-- YOUR GOAL --
For the records below, say how many lines contain the string "this". Give no other text.

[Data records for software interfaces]
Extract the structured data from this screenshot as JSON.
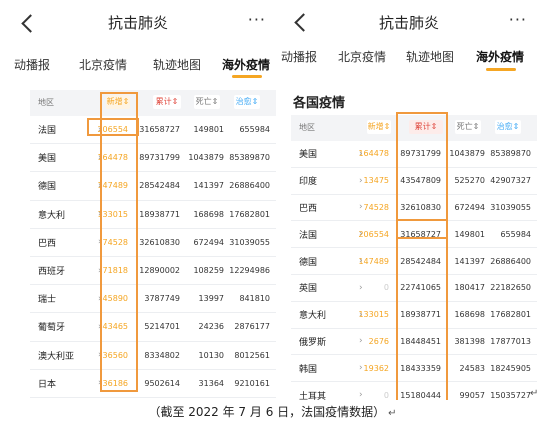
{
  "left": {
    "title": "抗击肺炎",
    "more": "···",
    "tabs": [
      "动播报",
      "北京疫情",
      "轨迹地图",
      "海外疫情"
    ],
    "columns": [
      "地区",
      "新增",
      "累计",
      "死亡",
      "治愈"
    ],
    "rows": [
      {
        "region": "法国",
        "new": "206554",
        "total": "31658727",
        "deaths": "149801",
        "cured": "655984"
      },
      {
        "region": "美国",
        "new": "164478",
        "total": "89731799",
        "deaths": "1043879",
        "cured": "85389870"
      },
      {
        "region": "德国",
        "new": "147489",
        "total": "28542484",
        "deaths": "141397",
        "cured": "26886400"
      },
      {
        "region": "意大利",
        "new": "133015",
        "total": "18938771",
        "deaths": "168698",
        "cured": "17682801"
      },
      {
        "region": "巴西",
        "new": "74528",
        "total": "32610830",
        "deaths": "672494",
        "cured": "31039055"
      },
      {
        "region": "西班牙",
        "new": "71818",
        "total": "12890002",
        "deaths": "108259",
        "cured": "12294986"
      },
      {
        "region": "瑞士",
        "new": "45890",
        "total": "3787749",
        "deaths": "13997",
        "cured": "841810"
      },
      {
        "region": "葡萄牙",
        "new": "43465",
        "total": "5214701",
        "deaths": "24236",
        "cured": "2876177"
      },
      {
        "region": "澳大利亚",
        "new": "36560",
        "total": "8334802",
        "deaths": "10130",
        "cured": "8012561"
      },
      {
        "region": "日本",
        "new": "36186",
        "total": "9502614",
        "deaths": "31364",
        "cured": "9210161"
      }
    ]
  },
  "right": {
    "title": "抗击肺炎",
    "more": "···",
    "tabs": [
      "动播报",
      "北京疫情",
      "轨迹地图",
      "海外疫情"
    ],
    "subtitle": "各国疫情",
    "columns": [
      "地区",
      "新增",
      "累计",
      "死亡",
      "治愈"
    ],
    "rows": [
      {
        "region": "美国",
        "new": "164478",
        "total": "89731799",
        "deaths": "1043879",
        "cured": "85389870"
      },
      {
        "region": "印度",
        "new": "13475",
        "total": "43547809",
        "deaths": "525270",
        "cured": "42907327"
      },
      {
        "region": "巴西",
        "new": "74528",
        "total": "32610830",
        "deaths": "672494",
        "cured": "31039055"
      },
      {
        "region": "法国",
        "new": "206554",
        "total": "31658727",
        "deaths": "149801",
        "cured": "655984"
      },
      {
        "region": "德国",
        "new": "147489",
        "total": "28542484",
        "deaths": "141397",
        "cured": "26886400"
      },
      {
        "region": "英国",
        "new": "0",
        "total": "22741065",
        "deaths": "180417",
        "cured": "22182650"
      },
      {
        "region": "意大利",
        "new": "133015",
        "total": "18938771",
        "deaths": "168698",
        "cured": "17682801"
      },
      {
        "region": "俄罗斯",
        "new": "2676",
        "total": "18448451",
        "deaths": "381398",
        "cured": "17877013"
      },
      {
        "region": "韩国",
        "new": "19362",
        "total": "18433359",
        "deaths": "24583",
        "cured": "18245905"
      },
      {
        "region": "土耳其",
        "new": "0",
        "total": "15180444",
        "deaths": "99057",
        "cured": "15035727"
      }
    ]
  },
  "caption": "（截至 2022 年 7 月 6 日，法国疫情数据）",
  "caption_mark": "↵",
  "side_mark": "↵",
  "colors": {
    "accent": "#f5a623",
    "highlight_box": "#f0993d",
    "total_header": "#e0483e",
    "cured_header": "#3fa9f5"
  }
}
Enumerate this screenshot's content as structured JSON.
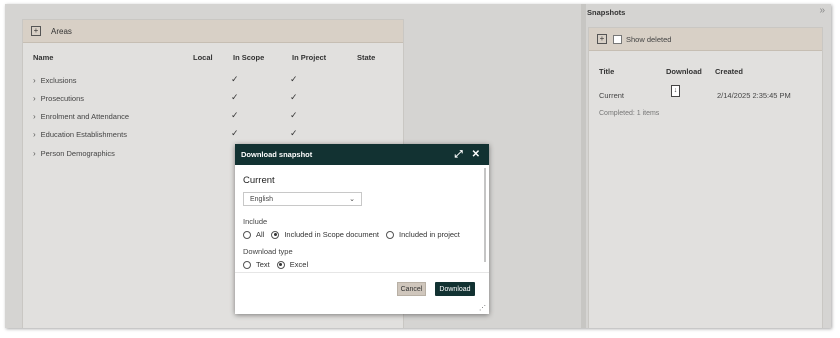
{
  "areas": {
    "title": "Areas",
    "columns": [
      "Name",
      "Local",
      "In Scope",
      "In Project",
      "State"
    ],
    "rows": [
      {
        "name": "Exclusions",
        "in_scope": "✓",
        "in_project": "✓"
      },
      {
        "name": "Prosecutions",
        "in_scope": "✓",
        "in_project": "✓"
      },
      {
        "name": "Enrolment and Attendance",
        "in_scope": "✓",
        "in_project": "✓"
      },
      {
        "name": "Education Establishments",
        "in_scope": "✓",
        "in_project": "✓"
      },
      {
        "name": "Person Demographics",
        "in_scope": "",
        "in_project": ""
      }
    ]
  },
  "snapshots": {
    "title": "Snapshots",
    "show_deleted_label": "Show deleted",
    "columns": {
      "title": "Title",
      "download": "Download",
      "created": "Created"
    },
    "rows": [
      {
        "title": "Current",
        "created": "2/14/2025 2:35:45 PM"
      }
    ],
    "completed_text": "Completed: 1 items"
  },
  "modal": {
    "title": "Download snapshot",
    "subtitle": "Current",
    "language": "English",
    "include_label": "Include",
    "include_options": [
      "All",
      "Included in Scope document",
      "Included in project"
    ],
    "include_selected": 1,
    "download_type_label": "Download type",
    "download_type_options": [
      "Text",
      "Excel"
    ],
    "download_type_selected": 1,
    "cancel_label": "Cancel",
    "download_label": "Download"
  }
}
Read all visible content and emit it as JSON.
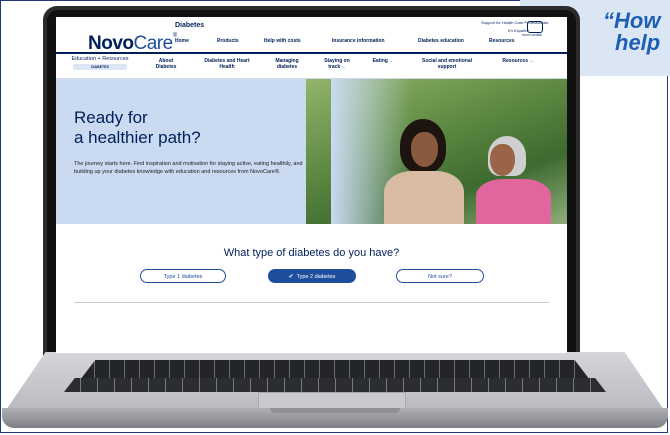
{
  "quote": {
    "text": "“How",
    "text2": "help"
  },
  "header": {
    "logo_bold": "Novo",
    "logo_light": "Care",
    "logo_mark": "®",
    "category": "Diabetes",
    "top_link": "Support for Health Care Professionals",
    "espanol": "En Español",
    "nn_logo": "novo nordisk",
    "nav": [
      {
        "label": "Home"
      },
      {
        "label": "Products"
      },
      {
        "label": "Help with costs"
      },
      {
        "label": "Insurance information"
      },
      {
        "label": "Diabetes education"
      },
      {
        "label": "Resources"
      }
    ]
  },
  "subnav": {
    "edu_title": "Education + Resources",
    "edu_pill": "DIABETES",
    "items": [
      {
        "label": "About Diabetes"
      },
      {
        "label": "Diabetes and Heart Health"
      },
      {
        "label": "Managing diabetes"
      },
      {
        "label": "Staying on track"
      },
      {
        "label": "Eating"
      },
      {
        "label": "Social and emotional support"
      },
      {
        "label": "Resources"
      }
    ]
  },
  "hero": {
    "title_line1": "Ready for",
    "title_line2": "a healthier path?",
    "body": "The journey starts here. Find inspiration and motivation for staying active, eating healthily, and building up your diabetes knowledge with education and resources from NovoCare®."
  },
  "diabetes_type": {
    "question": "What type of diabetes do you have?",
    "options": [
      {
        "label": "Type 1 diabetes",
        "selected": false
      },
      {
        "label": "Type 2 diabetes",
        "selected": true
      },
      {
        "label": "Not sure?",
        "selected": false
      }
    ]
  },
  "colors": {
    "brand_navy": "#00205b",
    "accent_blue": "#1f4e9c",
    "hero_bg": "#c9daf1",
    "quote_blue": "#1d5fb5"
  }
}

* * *

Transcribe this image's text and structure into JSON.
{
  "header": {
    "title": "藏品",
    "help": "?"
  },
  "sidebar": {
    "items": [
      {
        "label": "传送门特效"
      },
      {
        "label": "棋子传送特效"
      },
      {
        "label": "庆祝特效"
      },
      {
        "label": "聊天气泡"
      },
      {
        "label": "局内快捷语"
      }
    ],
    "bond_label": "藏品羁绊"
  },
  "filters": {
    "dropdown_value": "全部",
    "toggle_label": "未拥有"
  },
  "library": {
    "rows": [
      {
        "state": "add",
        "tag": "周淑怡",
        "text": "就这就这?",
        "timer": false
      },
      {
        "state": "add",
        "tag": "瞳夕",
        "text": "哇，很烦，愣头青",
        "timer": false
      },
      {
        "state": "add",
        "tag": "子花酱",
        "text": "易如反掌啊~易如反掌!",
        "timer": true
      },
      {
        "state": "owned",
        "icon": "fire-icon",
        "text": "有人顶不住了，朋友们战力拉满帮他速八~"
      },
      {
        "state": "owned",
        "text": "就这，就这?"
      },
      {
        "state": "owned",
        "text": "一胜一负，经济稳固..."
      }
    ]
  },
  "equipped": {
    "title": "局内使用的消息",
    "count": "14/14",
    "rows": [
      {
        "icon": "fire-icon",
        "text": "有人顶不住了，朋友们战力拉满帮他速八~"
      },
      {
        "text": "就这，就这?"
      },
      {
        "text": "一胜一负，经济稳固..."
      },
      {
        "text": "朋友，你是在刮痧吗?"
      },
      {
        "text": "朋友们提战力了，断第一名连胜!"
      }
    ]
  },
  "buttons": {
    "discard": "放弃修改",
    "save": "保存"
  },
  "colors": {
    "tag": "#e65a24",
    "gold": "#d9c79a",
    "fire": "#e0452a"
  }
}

-- WRITTEN REPLY --
3